According to Picha, the mural symbolizes the many historic waterways and streams that once existed in Vancouver’s landscape, before they were buried for development.
“The use of Coast Salish design language (the circles, crescents, and trigons) in the waves to speak to the relationship Indigenous people have to water and waterways,” reads the artist statement.
“The water provides transportation, resource for nourishment, and represents life for us. The salmon are represented in an old-style Coast Salish design, speaking to our relationship with the Salmon that have sustained Indigenous people along the coast since time immemorial.”
The mural was commissioned by the Downtown Vancouver Business Improvement Association, which also provided the plaza’s other beautification elements including the outdoor seating, fabric “walls,” and palm tree planters.
The municipal government is working with local businesses and business improvement associations to create pop-up plazas that provide people with extra safe space to eat, rest, or enjoy the weather.

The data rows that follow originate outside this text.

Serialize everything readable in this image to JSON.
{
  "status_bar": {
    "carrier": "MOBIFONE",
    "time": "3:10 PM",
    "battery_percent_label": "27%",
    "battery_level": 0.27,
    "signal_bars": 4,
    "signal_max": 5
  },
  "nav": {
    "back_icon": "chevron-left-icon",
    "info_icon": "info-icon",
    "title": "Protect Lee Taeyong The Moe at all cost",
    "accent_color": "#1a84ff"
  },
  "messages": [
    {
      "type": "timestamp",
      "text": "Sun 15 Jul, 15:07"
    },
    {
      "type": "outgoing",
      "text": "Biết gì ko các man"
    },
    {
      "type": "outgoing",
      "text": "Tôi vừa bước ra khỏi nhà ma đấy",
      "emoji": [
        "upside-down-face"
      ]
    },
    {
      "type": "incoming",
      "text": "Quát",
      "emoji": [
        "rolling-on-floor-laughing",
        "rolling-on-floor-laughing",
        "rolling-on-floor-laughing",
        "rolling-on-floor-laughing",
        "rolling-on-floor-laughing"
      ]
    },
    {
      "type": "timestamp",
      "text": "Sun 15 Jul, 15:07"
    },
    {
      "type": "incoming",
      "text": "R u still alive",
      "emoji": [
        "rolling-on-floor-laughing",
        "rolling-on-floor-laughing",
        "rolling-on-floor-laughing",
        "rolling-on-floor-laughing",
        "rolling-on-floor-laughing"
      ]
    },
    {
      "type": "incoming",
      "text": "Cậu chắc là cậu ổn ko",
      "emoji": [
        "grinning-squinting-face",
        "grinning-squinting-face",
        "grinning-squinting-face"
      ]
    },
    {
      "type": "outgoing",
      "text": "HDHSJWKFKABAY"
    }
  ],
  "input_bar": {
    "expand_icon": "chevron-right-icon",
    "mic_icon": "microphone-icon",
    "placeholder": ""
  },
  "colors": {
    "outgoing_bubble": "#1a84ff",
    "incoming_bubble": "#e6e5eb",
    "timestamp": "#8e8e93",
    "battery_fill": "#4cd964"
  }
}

Other pop-up plazas created to date this summer are located at East 27th Avenue at Fraser Street, West 18th Avenue at Cambie Street, West 17th Avenue at Cambie Street, West 14th Avenue at Granville Street, West 13th Avenue at Granville Street, Bute Street north of Davie Street, Helmcken Street between Hamilton and Mainland Streets, and Carrall Street at Maple Tree Square.